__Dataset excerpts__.
※
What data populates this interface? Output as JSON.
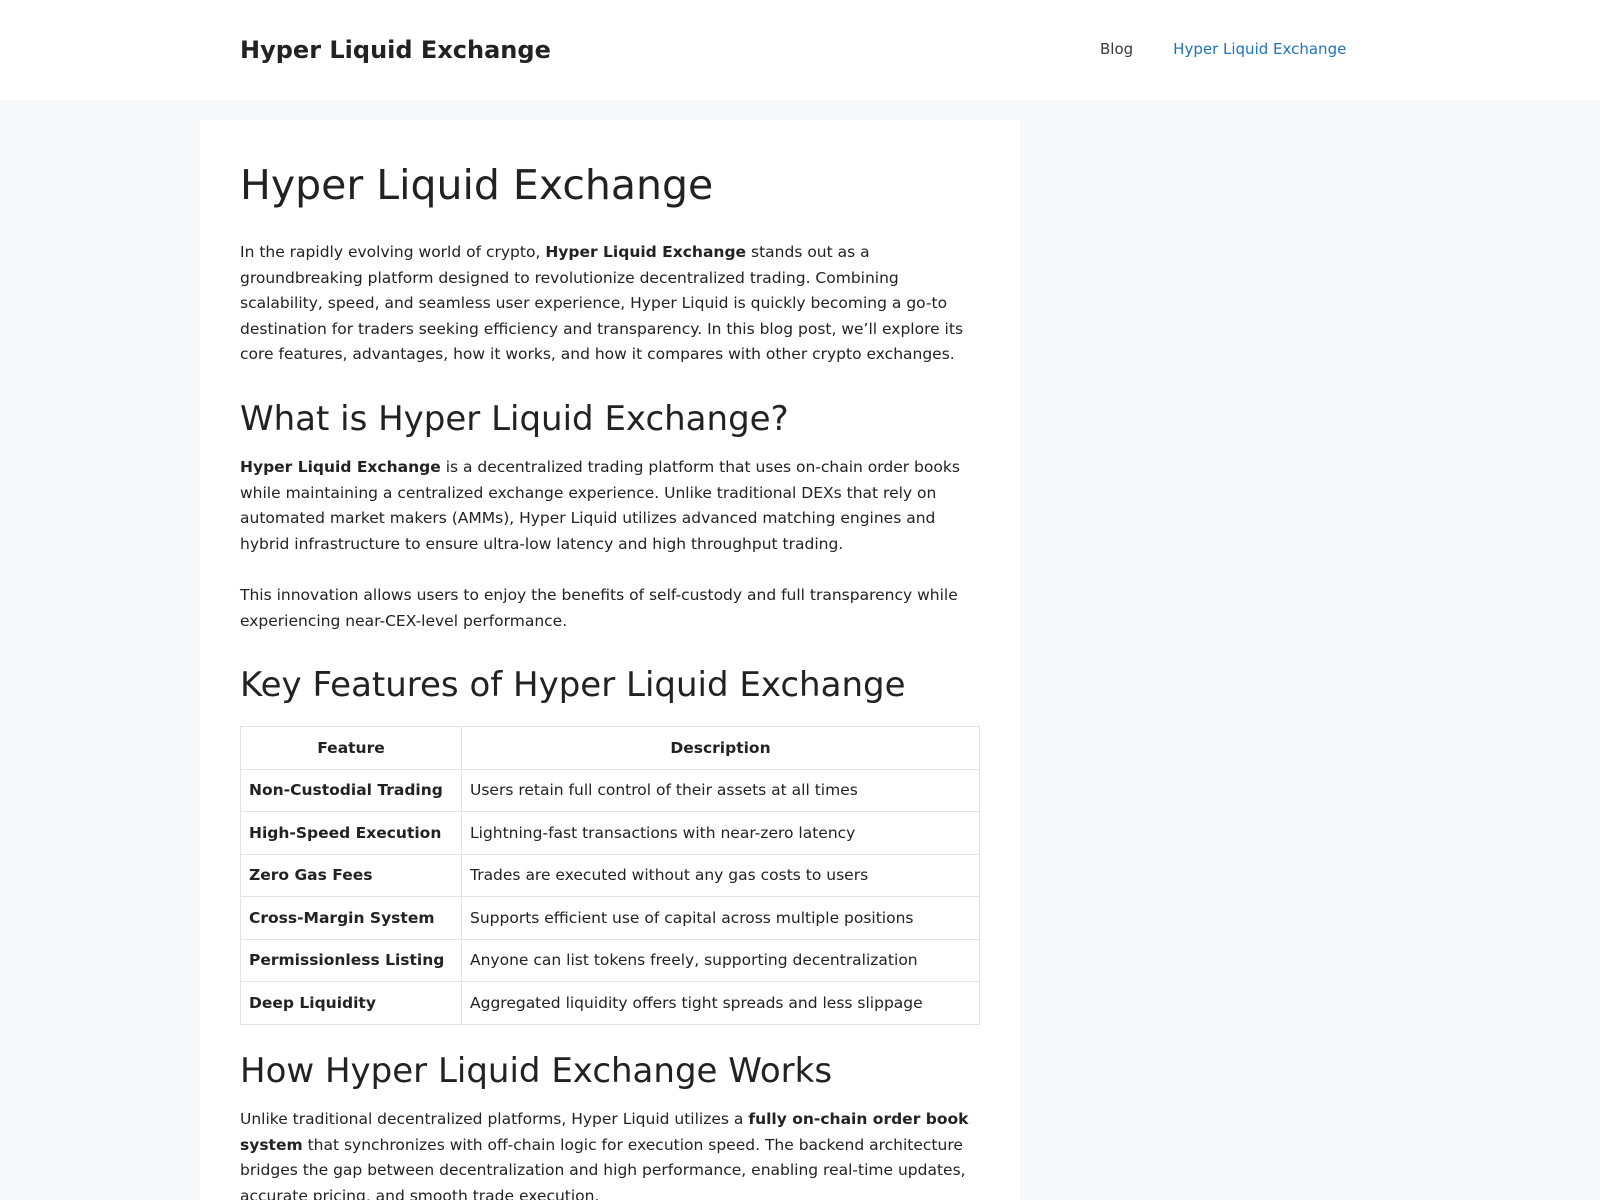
{
  "header": {
    "site_title": "Hyper Liquid Exchange",
    "nav": [
      {
        "label": "Blog"
      },
      {
        "label": "Hyper Liquid Exchange"
      }
    ]
  },
  "article": {
    "title": "Hyper Liquid Exchange",
    "intro": {
      "before": "In the rapidly evolving world of crypto, ",
      "bold": "Hyper Liquid Exchange",
      "after": " stands out as a groundbreaking platform designed to revolutionize decentralized trading. Combining scalability, speed, and seamless user experience, Hyper Liquid is quickly becoming a go-to destination for traders seeking efficiency and transparency. In this blog post, we’ll explore its core features, advantages, how it works, and how it compares with other crypto exchanges."
    },
    "section1": {
      "heading": "What is Hyper Liquid Exchange?",
      "para1": {
        "bold": "Hyper Liquid Exchange",
        "after": " is a decentralized trading platform that uses on-chain order books while maintaining a centralized exchange experience. Unlike traditional DEXs that rely on automated market makers (AMMs), Hyper Liquid utilizes advanced matching engines and hybrid infrastructure to ensure ultra-low latency and high throughput trading."
      },
      "para2": "This innovation allows users to enjoy the benefits of self-custody and full transparency while experiencing near-CEX-level performance."
    },
    "section2": {
      "heading": "Key Features of Hyper Liquid Exchange",
      "table": {
        "headers": [
          "Feature",
          "Description"
        ],
        "rows": [
          {
            "feature": "Non-Custodial Trading",
            "description": "Users retain full control of their assets at all times"
          },
          {
            "feature": "High-Speed Execution",
            "description": "Lightning-fast transactions with near-zero latency"
          },
          {
            "feature": "Zero Gas Fees",
            "description": "Trades are executed without any gas costs to users"
          },
          {
            "feature": "Cross-Margin System",
            "description": "Supports efficient use of capital across multiple positions"
          },
          {
            "feature": "Permissionless Listing",
            "description": "Anyone can list tokens freely, supporting decentralization"
          },
          {
            "feature": "Deep Liquidity",
            "description": "Aggregated liquidity offers tight spreads and less slippage"
          }
        ]
      }
    },
    "section3": {
      "heading": "How Hyper Liquid Exchange Works",
      "para1": {
        "before": "Unlike traditional decentralized platforms, Hyper Liquid utilizes a ",
        "bold": "fully on-chain order book system",
        "after": " that synchronizes with off-chain logic for execution speed. The backend architecture bridges the gap between decentralization and high performance, enabling real-time updates, accurate pricing, and smooth trade execution."
      }
    }
  }
}
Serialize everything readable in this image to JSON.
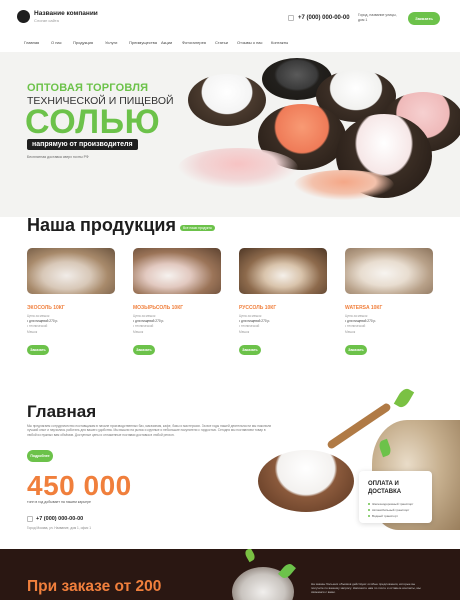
{
  "header": {
    "company_name": "Название компании",
    "company_sub": "Слоган сайта",
    "phone": "+7 (000) 000-00-00",
    "address": "Город, название улицы, дом 1",
    "callback_label": "Заказать звонок"
  },
  "nav": {
    "items": [
      "Главная",
      "О нас",
      "Продукция",
      "Услуги",
      "Преимущества",
      "Акции",
      "Фотогалерея",
      "Статьи",
      "Отзывы о нас",
      "Контакты"
    ]
  },
  "hero": {
    "title_line1": "ОПТОВАЯ ТОРГОВЛЯ",
    "title_line2": "ТЕХНИЧЕСКОЙ И ПИЩЕВОЙ",
    "title_big": "СОЛЬЮ",
    "badge": "напрямую от производителя",
    "note": "Бесплатная доставка сверх почты РФ"
  },
  "products": {
    "title": "Наша продукция",
    "tag": "Все наши продукты",
    "items": [
      {
        "name": "ЭКОСОЛЬ 10КГ",
        "l1": "Цена за мешок",
        "l2": "• для пищевой 270 р.",
        "l3": "• технической",
        "l4": "Мешок",
        "button": "Заказать"
      },
      {
        "name": "МОЗЫРЬСОЛЬ 10КГ",
        "l1": "Цена за мешок",
        "l2": "• для пищевой 270 р.",
        "l3": "• технической",
        "l4": "Мешок",
        "button": "Заказать"
      },
      {
        "name": "РУССОЛЬ 10КГ",
        "l1": "Цена за мешок",
        "l2": "• для пищевой 270 р.",
        "l3": "• технической",
        "l4": "Мешок",
        "button": "Заказать"
      },
      {
        "name": "WATERSA 10КГ",
        "l1": "Цена за мешок",
        "l2": "• для пищевой 270 р.",
        "l3": "• технической",
        "l4": "Мешок",
        "button": "Заказать"
      }
    ]
  },
  "main": {
    "title": "Главная",
    "text": "Мы предлагаем сотрудничество поставщикам в начале производственных баз, магазинам, кафе, базы и мастерских. За все годы нашей деятельности мы накопили лучший опыт и научились работать для вашего удобства. Мы вышли на рынок и крупные и небольшие покупатели с гордостью. Сегодня мы поставляем товар в любой из нужных вам объёмов. Доступные цены и отлаженные поставки доставка в любой регион.",
    "button": "Подробнее",
    "big_number": "450 000",
    "big_number_sub": "тонн в год добывает на нашем карьере",
    "phone": "+7 (000) 000-00-00",
    "address": "Город Москва, ул. Название, дом 1, офис 1",
    "delivery": {
      "title": "ОПЛАТА И ДОСТАВКА",
      "items": [
        "Железнодорожный транспорт",
        "Автомобильный транспорт",
        "Водный транспорт"
      ]
    }
  },
  "promo": {
    "title": "При заказе от 200",
    "text": "На заказы больших объёмов действуют особые предложения, которые вы получите по вашему запросу. Напишите нам по почте и оставьте контакты, мы свяжемся с вами."
  },
  "colors": {
    "accent_green": "#6cc24a",
    "accent_orange": "#f07f3c",
    "dark": "#1e1e1e"
  }
}
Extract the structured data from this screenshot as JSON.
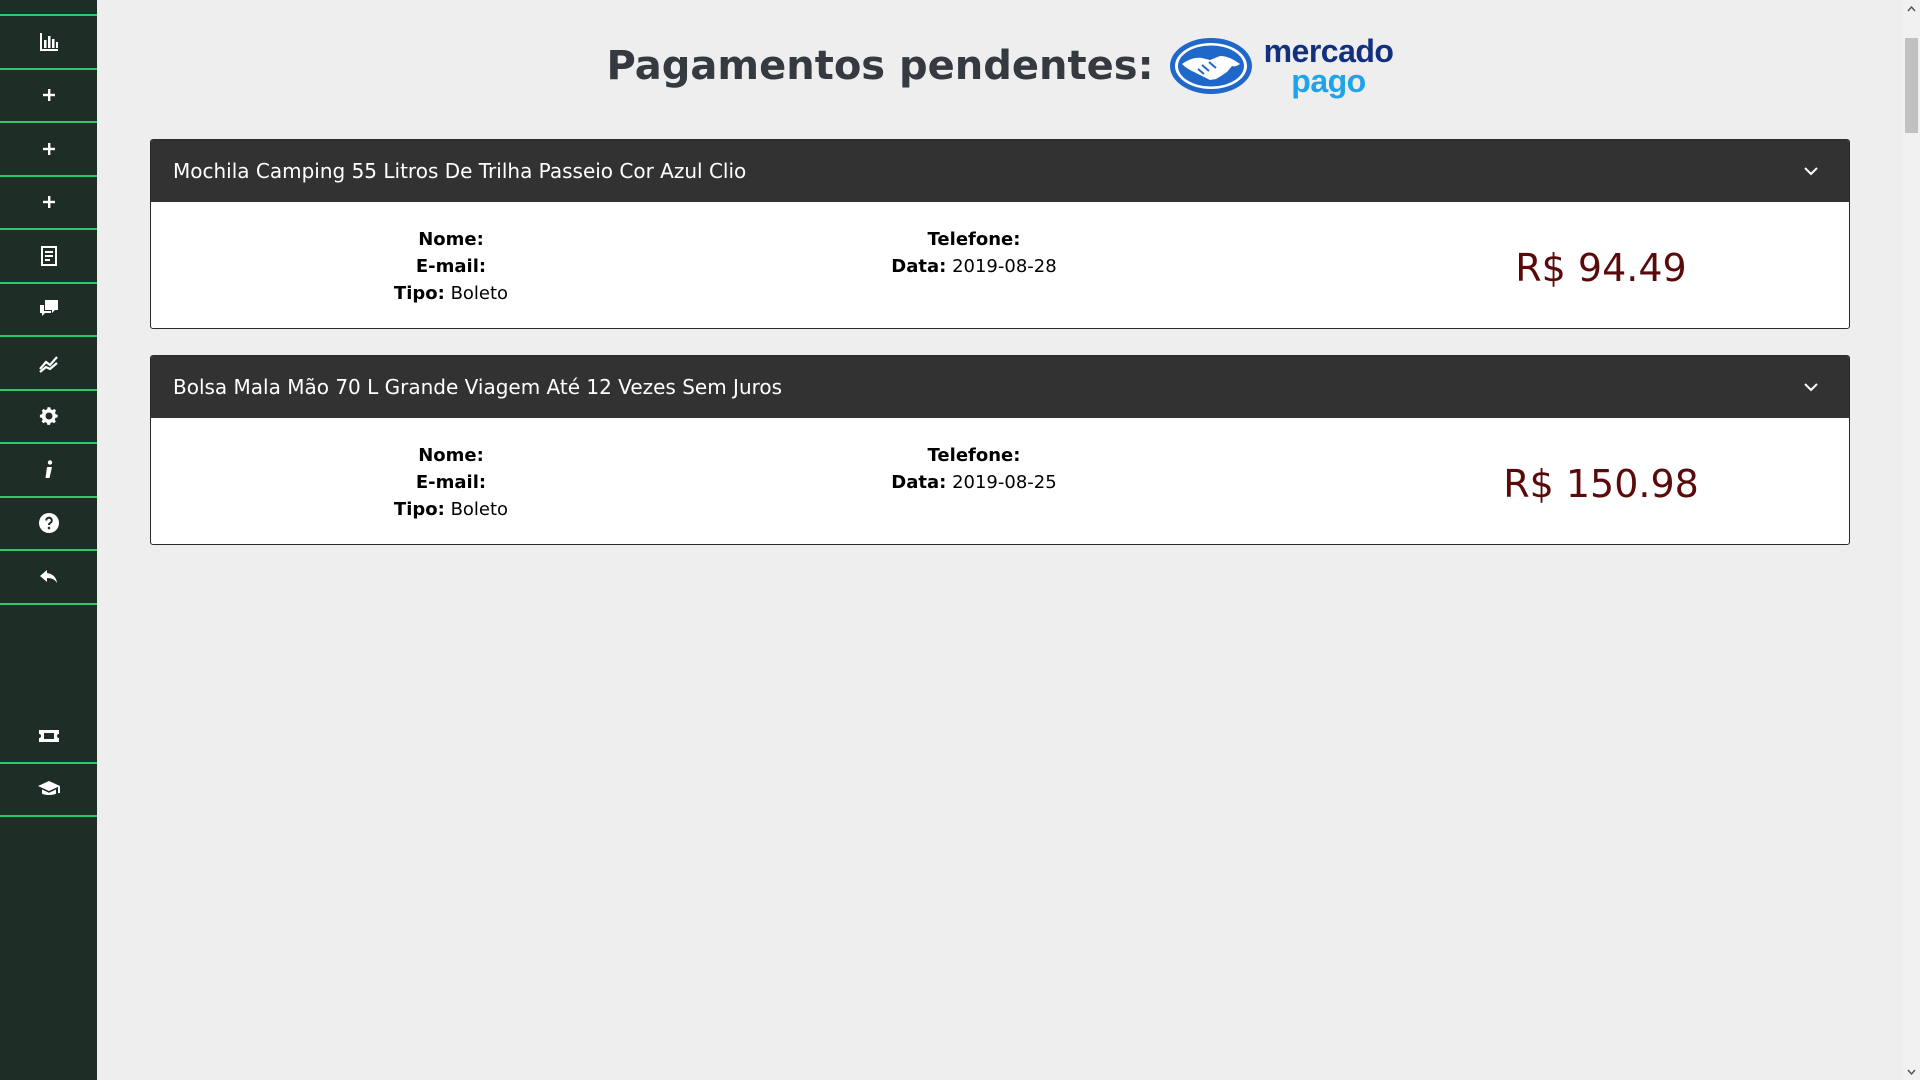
{
  "sidebar": {
    "items": [
      {
        "icon": "bar-chart-icon"
      },
      {
        "icon": "plus-icon"
      },
      {
        "icon": "plus-icon"
      },
      {
        "icon": "plus-icon"
      },
      {
        "icon": "document-icon"
      },
      {
        "icon": "chat-icon"
      },
      {
        "icon": "line-chart-icon"
      },
      {
        "icon": "gear-icon"
      },
      {
        "icon": "info-icon"
      },
      {
        "icon": "help-icon"
      },
      {
        "icon": "reply-icon"
      }
    ],
    "lower_items": [
      {
        "icon": "ticket-icon"
      },
      {
        "icon": "graduation-cap-icon"
      }
    ],
    "colors": {
      "background": "#1f2d27",
      "divider": "#2ec76e"
    }
  },
  "header": {
    "title": "Pagamentos pendentes:",
    "logo": {
      "line1": "mercado",
      "line2": "pago"
    }
  },
  "payments": [
    {
      "product": "Mochila Camping 55 Litros De Trilha Passeio Cor Azul Clio",
      "nome_label": "Nome:",
      "nome_value": "",
      "email_label": "E-mail:",
      "email_value": "",
      "tipo_label": "Tipo:",
      "tipo_value": "Boleto",
      "telefone_label": "Telefone:",
      "telefone_value": "",
      "data_label": "Data:",
      "data_value": "2019-08-28",
      "amount": "R$ 94.49"
    },
    {
      "product": "Bolsa Mala Mão 70 L Grande Viagem Até 12 Vezes Sem Juros",
      "nome_label": "Nome:",
      "nome_value": "",
      "email_label": "E-mail:",
      "email_value": "",
      "tipo_label": "Tipo:",
      "tipo_value": "Boleto",
      "telefone_label": "Telefone:",
      "telefone_value": "",
      "data_label": "Data:",
      "data_value": "2019-08-25",
      "amount": "R$ 150.98"
    }
  ],
  "colors": {
    "amount": "#5a0a0a",
    "card_header": "#323232",
    "page_background": "#eeeeee"
  }
}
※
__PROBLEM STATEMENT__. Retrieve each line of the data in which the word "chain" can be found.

__ANSWER BOX__.
        "after": " is a decentralized trading platform that uses on-chain order books while maintaining a centralized exchange experience. Unlike traditional DEXs that rely on automated market makers (AMMs), Hyper Liquid utilizes advanced matching engines and hybrid infrastructure to ensure ultra-low latency and high throughput trading."
        "bold": "fully on-chain order book system",
        "after": " that synchronizes with off-chain logic for execution speed. The backend architecture bridges the gap between decentralization and high performance, enabling real-time updates, accurate pricing, and smooth trade execution."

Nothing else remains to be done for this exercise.